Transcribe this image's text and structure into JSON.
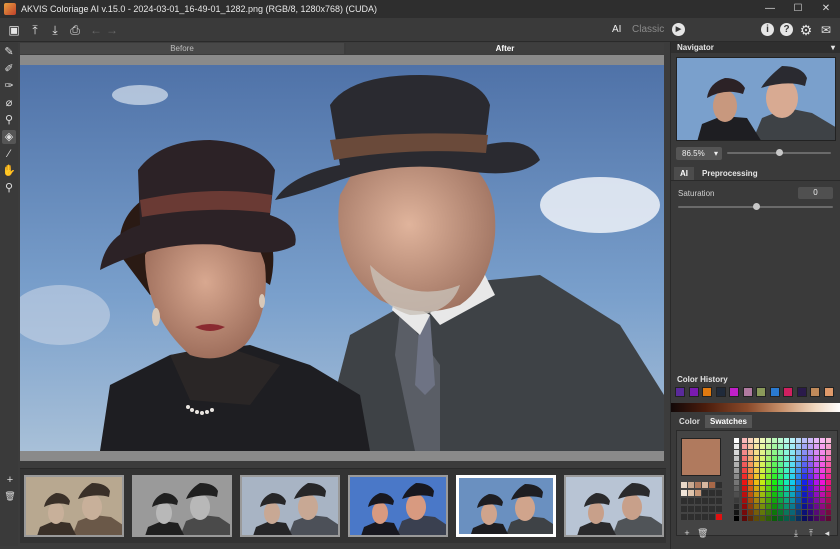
{
  "app": {
    "title": "AKVIS Coloriage AI v.15.0 - 2024-03-01_16-49-01_1282.png (RGB/8, 1280x768) (CUDA)",
    "window_buttons": {
      "minimize": "—",
      "maximize": "☐",
      "close": "✕"
    }
  },
  "toolbar": {
    "icons": [
      "image-icon",
      "open-icon",
      "save-icon",
      "print-icon",
      "undo-icon",
      "redo-icon"
    ],
    "mode_ai": "AI",
    "mode_classic": "Classic",
    "right_icons": [
      "run-icon",
      "info-icon",
      "help-icon",
      "settings-icon",
      "notifications-icon"
    ]
  },
  "tools": [
    "pencil-icon",
    "color-brush-icon",
    "keep-color-icon",
    "eraser-icon",
    "recolor-icon",
    "bucket-icon",
    "eyedropper-icon",
    "hand-icon",
    "zoom-icon"
  ],
  "view_tabs": {
    "before": "Before",
    "after": "After"
  },
  "filmstrip": {
    "thumbnails": [
      {
        "style": "sepia",
        "selected": false
      },
      {
        "style": "bw",
        "selected": false
      },
      {
        "style": "muted",
        "selected": false
      },
      {
        "style": "vivid",
        "selected": false
      },
      {
        "style": "natural",
        "selected": true
      },
      {
        "style": "soft",
        "selected": false
      }
    ],
    "add_icon": "+",
    "delete_icon": "trash-icon"
  },
  "panel": {
    "navigator_label": "Navigator",
    "zoom_value": "86.5%",
    "tab_ai": "AI",
    "tab_preprocessing": "Preprocessing",
    "saturation_label": "Saturation",
    "saturation_value": "0",
    "saturation_level": 0.5,
    "zoom_level": 0.5,
    "color_history_label": "Color History",
    "color_history": [
      "#5a2a9a",
      "#7a1ab0",
      "#e07a10",
      "#202a3a",
      "#c020c8",
      "#b07aa0",
      "#8a9a5a",
      "#2a7ad0",
      "#d02060",
      "#2a1a4a",
      "#c08a5a",
      "#e09a6a"
    ],
    "tab_color": "Color",
    "tab_swatches": "Swatches",
    "current_color": "#b07a5e"
  }
}
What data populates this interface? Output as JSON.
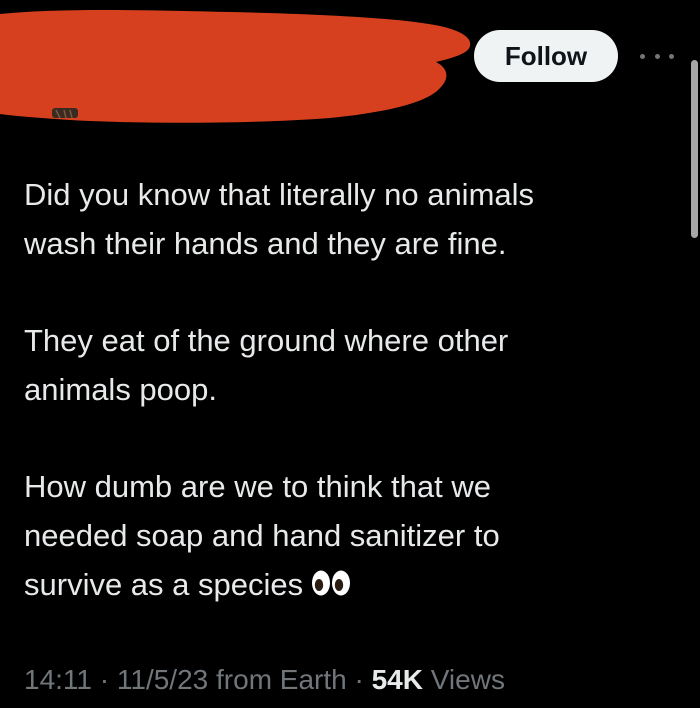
{
  "header": {
    "follow_label": "Follow",
    "redaction_color": "#d7401f",
    "more_icon": "more-horizontal-icon"
  },
  "tweet": {
    "paragraphs": [
      "Did you know that literally no animals\nwash their hands and they are fine.",
      "They eat of the ground where other\nanimals poop.",
      "How dumb are we to think that we\nneeded soap and hand sanitizer to\nsurvive as a species"
    ],
    "emoji": "eyes-emoji"
  },
  "meta": {
    "time": "14:11",
    "separator": "·",
    "date": "11/5/23",
    "location": "from Earth",
    "views_count": "54K",
    "views_label": "Views"
  },
  "colors": {
    "background": "#000000",
    "text": "#e7e9ea",
    "muted": "#71767b",
    "follow_bg": "#eff3f4"
  }
}
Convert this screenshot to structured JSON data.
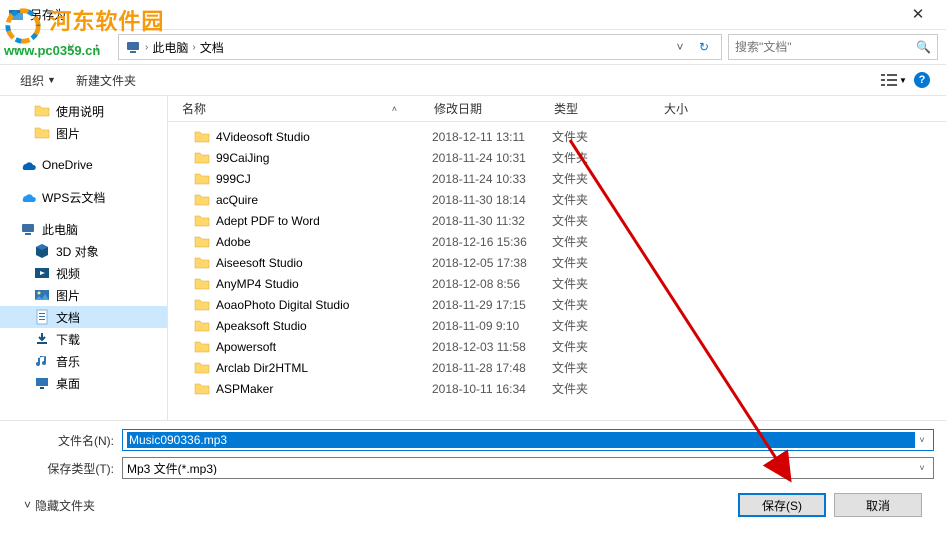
{
  "window": {
    "title": "另存为"
  },
  "watermark": {
    "line1": "河东软件园",
    "line2": "www.pc0359.cn"
  },
  "breadcrumb": {
    "seg1": "此电脑",
    "seg2": "文档"
  },
  "search": {
    "placeholder": "搜索\"文档\""
  },
  "toolbar": {
    "organize": "组织",
    "newfolder": "新建文件夹"
  },
  "columns": {
    "name": "名称",
    "date": "修改日期",
    "type": "类型",
    "size": "大小"
  },
  "sidebar": {
    "items": [
      {
        "label": "使用说明",
        "kind": "folder",
        "lvl": 2
      },
      {
        "label": "图片",
        "kind": "folder",
        "lvl": 2
      },
      {
        "gap": true
      },
      {
        "label": "OneDrive",
        "kind": "onedrive",
        "lvl": 1
      },
      {
        "gap": true
      },
      {
        "label": "WPS云文档",
        "kind": "wps",
        "lvl": 1
      },
      {
        "gap": true
      },
      {
        "label": "此电脑",
        "kind": "pc",
        "lvl": 1
      },
      {
        "label": "3D 对象",
        "kind": "3d",
        "lvl": 2
      },
      {
        "label": "视频",
        "kind": "video",
        "lvl": 2
      },
      {
        "label": "图片",
        "kind": "pics",
        "lvl": 2
      },
      {
        "label": "文档",
        "kind": "docs",
        "lvl": 2,
        "sel": true
      },
      {
        "label": "下载",
        "kind": "download",
        "lvl": 2
      },
      {
        "label": "音乐",
        "kind": "music",
        "lvl": 2
      },
      {
        "label": "桌面",
        "kind": "desktop",
        "lvl": 2
      }
    ]
  },
  "files": [
    {
      "name": "4Videosoft Studio",
      "date": "2018-12-11 13:11",
      "type": "文件夹"
    },
    {
      "name": "99CaiJing",
      "date": "2018-11-24 10:31",
      "type": "文件夹"
    },
    {
      "name": "999CJ",
      "date": "2018-11-24 10:33",
      "type": "文件夹"
    },
    {
      "name": "acQuire",
      "date": "2018-11-30 18:14",
      "type": "文件夹"
    },
    {
      "name": "Adept PDF to Word",
      "date": "2018-11-30 11:32",
      "type": "文件夹"
    },
    {
      "name": "Adobe",
      "date": "2018-12-16 15:36",
      "type": "文件夹"
    },
    {
      "name": "Aiseesoft Studio",
      "date": "2018-12-05 17:38",
      "type": "文件夹"
    },
    {
      "name": "AnyMP4 Studio",
      "date": "2018-12-08 8:56",
      "type": "文件夹"
    },
    {
      "name": "AoaoPhoto Digital Studio",
      "date": "2018-11-29 17:15",
      "type": "文件夹"
    },
    {
      "name": "Apeaksoft Studio",
      "date": "2018-11-09 9:10",
      "type": "文件夹"
    },
    {
      "name": "Apowersoft",
      "date": "2018-12-03 11:58",
      "type": "文件夹"
    },
    {
      "name": "Arclab Dir2HTML",
      "date": "2018-11-28 17:48",
      "type": "文件夹"
    },
    {
      "name": "ASPMaker",
      "date": "2018-10-11 16:34",
      "type": "文件夹"
    }
  ],
  "filename": {
    "label": "文件名(N):",
    "value": "Music090336.mp3"
  },
  "filetype": {
    "label": "保存类型(T):",
    "value": "Mp3 文件(*.mp3)"
  },
  "actions": {
    "hide": "隐藏文件夹",
    "save": "保存(S)",
    "cancel": "取消"
  }
}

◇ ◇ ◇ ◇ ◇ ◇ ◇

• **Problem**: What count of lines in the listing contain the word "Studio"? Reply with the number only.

• **Answer below**: 5